As the digital world has evolved into an extension of our physical spaces, websites and apps became virtual storefronts, classrooms, and offices. The ADA has been adapted, albeit slowly, to include the realm of digital accessibility.
While the law itself hasn't been updated to outline specific digital standards, the Web Content Accessibility Guidelines (WCAG) have become the de facto standard cited in lawsuits and compliance checks.
According to The Economist, 16,700 digital-accessibility lawsuits have been filed since 2018.
And while the ADA only permits plaintiffs to recover attorneys' fees, New York and California allow plaintiffs to tack on state-level claims to their federal cases and sue for damages. The financial incentives for both plaintiffs and lawyers are hard to ignore. What’s also interesting is that the Department of Justice has started to take action. A few examples are companies like Rite Aid and Kroger for creating inaccessible COVID-19 vaccine portals.
Legal implications aside, the DOJ emphasizes that inaccessible web content excludes people with disabilities from all aspects of daily living. Real people who navigate the web using screen readers, captioning, and voice recognition software. Essentially, ADA compliance is not just about trying to avoid being sued – it's about allowing equal access for everyone, regardless of their physical abilities and ensuring they can participate in the digital world.

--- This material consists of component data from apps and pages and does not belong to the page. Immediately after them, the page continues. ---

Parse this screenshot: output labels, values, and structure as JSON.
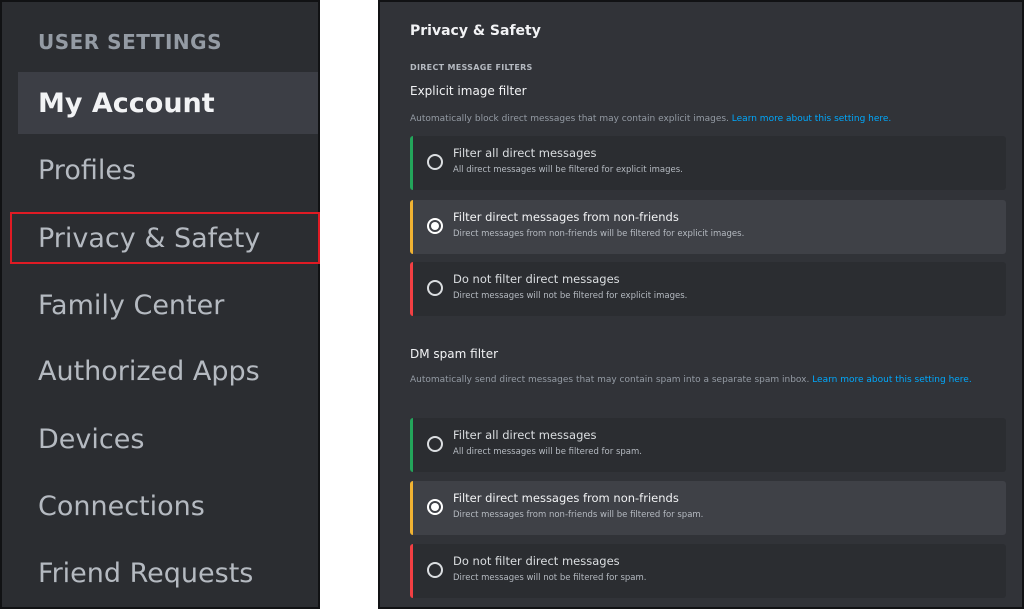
{
  "sidebar": {
    "heading": "USER SETTINGS",
    "items": [
      {
        "label": "My Account"
      },
      {
        "label": "Profiles"
      },
      {
        "label": "Privacy & Safety"
      },
      {
        "label": "Family Center"
      },
      {
        "label": "Authorized Apps"
      },
      {
        "label": "Devices"
      },
      {
        "label": "Connections"
      },
      {
        "label": "Friend Requests"
      }
    ]
  },
  "panel": {
    "title": "Privacy & Safety",
    "section_label": "DIRECT MESSAGE FILTERS",
    "explicit": {
      "title": "Explicit image filter",
      "description": "Automatically block direct messages that may contain explicit images.",
      "link": "Learn more about this setting here.",
      "options": [
        {
          "label": "Filter all direct messages",
          "sub": "All direct messages will be filtered for explicit images."
        },
        {
          "label": "Filter direct messages from non-friends",
          "sub": "Direct messages from non-friends will be filtered for explicit images."
        },
        {
          "label": "Do not filter direct messages",
          "sub": "Direct messages will not be filtered for explicit images."
        }
      ]
    },
    "spam": {
      "title": "DM spam filter",
      "description": "Automatically send direct messages that may contain spam into a separate spam inbox.",
      "link": "Learn more about this setting here.",
      "options": [
        {
          "label": "Filter all direct messages",
          "sub": "All direct messages will be filtered for spam."
        },
        {
          "label": "Filter direct messages from non-friends",
          "sub": "Direct messages from non-friends will be filtered for spam."
        },
        {
          "label": "Do not filter direct messages",
          "sub": "Direct messages will not be filtered for spam."
        }
      ]
    }
  },
  "colors": {
    "accent_link": "#00a8fc",
    "highlight_box": "#e01b24",
    "option_green": "#23a55a",
    "option_yellow": "#f0b232",
    "option_red": "#f23f43"
  }
}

So, where do you start to make a website ADA-compliant? While the ADA itself is a bit vague, the Web Content Accessibility Guidelines (WCAG), last updated in July 2023, offer a more detailed roadmap. These guidelines cover aspects like color contrast, text cues, image alt text, and video captions. They also ensure that a user can navigate your website using just the keyboard. This is a good starting point.

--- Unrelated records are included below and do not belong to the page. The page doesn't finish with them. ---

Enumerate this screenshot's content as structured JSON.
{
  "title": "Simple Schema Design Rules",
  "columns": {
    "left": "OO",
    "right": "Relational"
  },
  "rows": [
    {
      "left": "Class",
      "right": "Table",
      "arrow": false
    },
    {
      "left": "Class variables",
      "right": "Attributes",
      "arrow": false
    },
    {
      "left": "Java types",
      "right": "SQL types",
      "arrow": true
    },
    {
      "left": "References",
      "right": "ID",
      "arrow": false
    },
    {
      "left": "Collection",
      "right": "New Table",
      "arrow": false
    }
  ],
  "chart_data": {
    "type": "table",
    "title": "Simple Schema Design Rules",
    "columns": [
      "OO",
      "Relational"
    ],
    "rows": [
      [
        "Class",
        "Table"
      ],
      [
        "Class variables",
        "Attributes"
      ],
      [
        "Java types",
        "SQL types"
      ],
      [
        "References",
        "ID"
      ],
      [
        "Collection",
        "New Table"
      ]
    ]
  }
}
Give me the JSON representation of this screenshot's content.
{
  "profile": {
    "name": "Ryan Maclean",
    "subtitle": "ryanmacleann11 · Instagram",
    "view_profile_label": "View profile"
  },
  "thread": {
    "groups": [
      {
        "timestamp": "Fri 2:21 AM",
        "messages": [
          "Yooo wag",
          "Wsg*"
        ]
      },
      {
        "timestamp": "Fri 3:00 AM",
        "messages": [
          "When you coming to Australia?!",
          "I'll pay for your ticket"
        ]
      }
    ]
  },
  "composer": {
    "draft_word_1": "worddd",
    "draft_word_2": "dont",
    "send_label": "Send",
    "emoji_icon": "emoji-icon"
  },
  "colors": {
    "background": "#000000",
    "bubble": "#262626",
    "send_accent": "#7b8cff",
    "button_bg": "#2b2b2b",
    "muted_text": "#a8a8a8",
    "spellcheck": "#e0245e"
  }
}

You can use automated accessibility checkers. They can be helpful, but they're not a magic bullet. A manual check can provide a more accurate sense of your website's accessibility. Perhaps consider including a manual check into your marketing or web dev team’s workflow before publishing that shiny new landing page live. This could be a practical way to ensure that your new page is accessible by all.
If ethical and legal aspects are not enough, ADA compliance isn't just a cost or the right thing to do – it's an investment in a larger audience. According to Forbes, in 2022, only 3% of the internet was accessible to people with disabilities. According to the ADA, there has been a three-year lag between the creation of new technology and the availability of an accessible version). And there are 26% of American adults who live with a disability.

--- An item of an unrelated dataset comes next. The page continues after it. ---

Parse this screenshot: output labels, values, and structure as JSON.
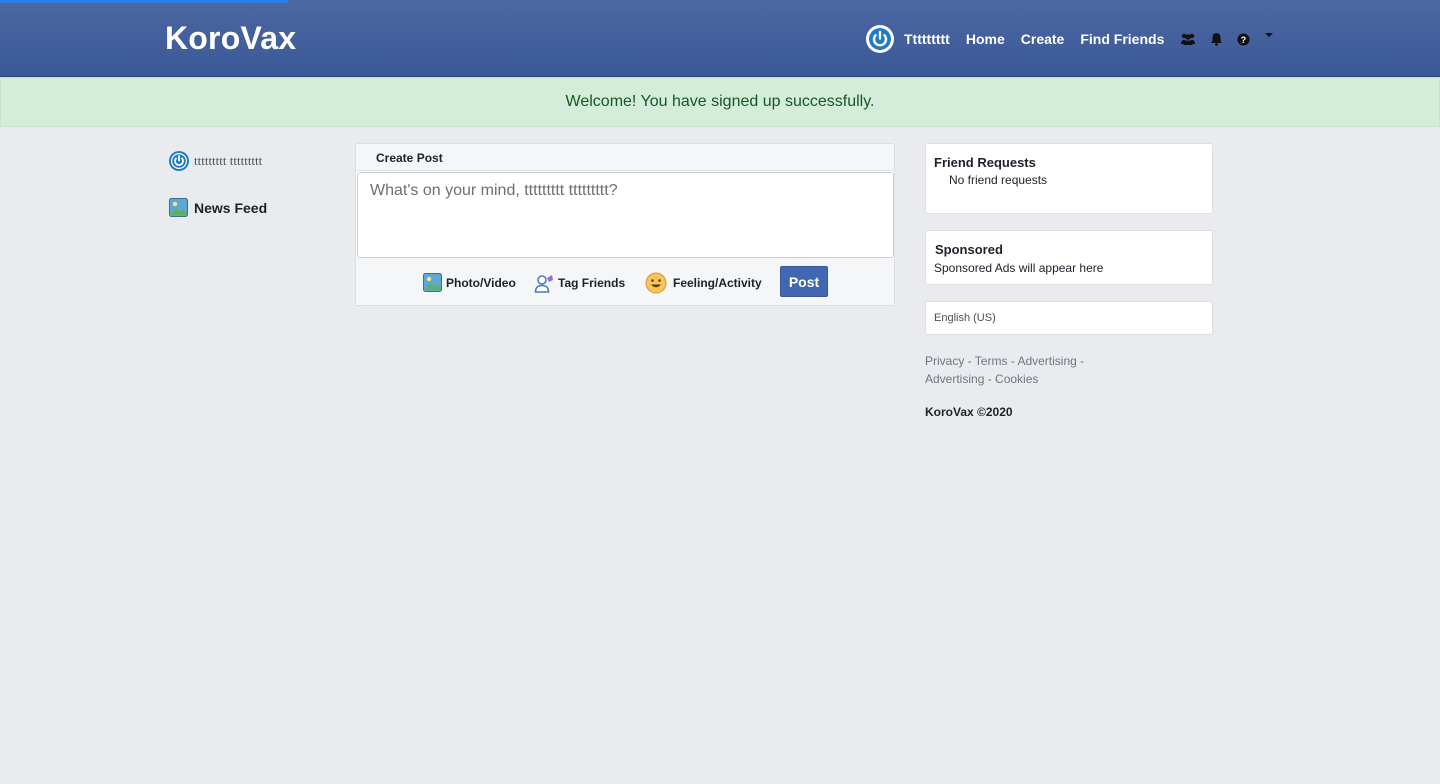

As technology evolves, so does the scope of ADA compliance. Congress intends for the ADA to keep pace with our rapidly changing digital landscape. They even introduced a bill, called the Websites and Software Applications Accessibility Act, which would require the DOJ and the Equal Employment Opportunity Commission to set and enforce standards for websites and apps. Public entities aside, the bill proposes that commercial providers must make their websites and applications accessible to all users.
This bill goes beyond the ADA to cover commercial providers who design, develop and modify websites or applications to certain covered entities and requires these commercial providers to follow the accessibility regulations promulgated pursuant to the legislation.
The Department of Justice has reached numerous agreements that include web accessibility requirements, so we know it considers it a priority. For example, on August 4, 2023, the DOJ released a proposed rule outlining technical requirements for web-based services provided by state and local governments. Its goal is to make all web forms content, including mobile apps, accessible to people with disabilities.
Despite slow progress, the evolving legislative landscape will strengthen the critical role of ADA compliance, making it an indispensable part of a world that is becoming increasingly digital.
Interested in ADA compliance? Our team is here to make your digital assets accessible and compliant. Reach out, and let's make the web a place for everyone.